Traumatic brain injury (TBI) describes the presence of physical damage to the brain as a consequence of an insult and frequently possesses psychological and neurological symptoms depending on the severity of the injury. The recent increased military presence of US troops in Iraq and Afghanistan has coincided with greater use of improvised exploding devices, resulting in many returning soldiers suffering from some degree of TBI. A biphasic response is observed which is first directly injury-related, and second due to hypoxia, increased oxidative stress, and inflammation. A proportion of the returning soldiers also suffer from post-traumatic stress disorder (PTSD), and in some cases, this may be a consequence of TBI. Effective treatments are still being identified, and a possible therapeutic candidate is hyperbaric oxygen therapy (HBOT). Some clinical trials have been performed which suggest benefits with regard to survival and disease severity of TBI and/or PTSD, while several other studies do not see any improvement compared to a possibly poorly controlled sham. HBOT has been shown to reduce apoptosis, upregulate growth factors, promote antioxidant levels, and inhibit inflammatory cytokines in animal models, and hence, it is likely that HBOT could be advantageous in treating at least the secondary phase of TBI and PTSD. There is some evidence of a putative prophylactic or preconditioning benefit of HBOT exposure in animal models of brain injury, and the optimal time frame for treatment is yet to be determined. HBOT has potential side effects such as acute cerebral toxicity and more reactive oxygen species with long-term use, and therefore, optimizing exposure duration to maximize the reward and decrease the detrimental effects of HBOT is necessary. This review provides a summary of the current understanding of HBOT as well as suggests future directions including prophylactic use and chronic treatment.
Eve, Steele, Sanberg, Borlongan (2016). Hyperbaric oxygen therapy as a potential treatment for post-traumatic stress disorder associated with traumatic brain injury.
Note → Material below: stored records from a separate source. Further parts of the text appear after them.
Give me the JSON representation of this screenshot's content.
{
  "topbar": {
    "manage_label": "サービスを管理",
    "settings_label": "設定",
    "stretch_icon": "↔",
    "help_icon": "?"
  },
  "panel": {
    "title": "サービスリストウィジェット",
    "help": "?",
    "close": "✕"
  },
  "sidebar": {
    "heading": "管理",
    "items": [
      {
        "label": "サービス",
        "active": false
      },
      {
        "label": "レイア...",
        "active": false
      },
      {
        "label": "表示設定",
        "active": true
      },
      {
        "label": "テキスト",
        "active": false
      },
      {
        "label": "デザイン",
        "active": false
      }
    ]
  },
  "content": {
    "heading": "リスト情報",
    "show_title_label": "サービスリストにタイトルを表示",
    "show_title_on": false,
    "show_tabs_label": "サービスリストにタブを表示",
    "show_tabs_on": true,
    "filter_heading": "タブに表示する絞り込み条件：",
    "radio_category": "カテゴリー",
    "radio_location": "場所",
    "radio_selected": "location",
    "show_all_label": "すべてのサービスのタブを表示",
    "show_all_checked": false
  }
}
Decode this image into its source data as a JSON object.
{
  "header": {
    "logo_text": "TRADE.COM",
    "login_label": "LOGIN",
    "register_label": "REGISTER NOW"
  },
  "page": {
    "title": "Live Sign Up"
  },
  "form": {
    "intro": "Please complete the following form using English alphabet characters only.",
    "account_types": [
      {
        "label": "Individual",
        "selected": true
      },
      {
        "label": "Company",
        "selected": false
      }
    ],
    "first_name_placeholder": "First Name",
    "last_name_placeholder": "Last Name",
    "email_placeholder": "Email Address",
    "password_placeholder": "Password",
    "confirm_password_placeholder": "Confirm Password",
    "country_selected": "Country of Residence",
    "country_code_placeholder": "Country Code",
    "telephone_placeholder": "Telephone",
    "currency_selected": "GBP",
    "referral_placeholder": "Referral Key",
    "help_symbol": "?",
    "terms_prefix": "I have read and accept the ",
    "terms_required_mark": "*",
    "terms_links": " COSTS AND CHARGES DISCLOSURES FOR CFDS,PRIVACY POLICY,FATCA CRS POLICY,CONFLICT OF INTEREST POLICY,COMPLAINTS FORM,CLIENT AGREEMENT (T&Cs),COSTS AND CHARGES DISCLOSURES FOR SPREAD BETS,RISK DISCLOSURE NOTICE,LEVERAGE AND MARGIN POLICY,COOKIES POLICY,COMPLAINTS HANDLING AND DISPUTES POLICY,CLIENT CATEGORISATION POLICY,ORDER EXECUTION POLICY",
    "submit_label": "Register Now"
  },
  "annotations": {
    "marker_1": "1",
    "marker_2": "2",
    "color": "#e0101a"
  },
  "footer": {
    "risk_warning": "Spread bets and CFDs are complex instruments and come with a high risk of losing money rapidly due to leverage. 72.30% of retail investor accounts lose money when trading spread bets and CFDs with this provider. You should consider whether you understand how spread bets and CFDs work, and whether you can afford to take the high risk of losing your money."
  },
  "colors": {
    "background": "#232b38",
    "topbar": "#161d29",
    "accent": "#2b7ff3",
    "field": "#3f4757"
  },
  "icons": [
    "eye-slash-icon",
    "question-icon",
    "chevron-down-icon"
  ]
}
Neuropsychiatric disease and treatment, 2016 ;12():2689-2705. https://www.ncbi.nlm.nih.gov/pubmed/27799776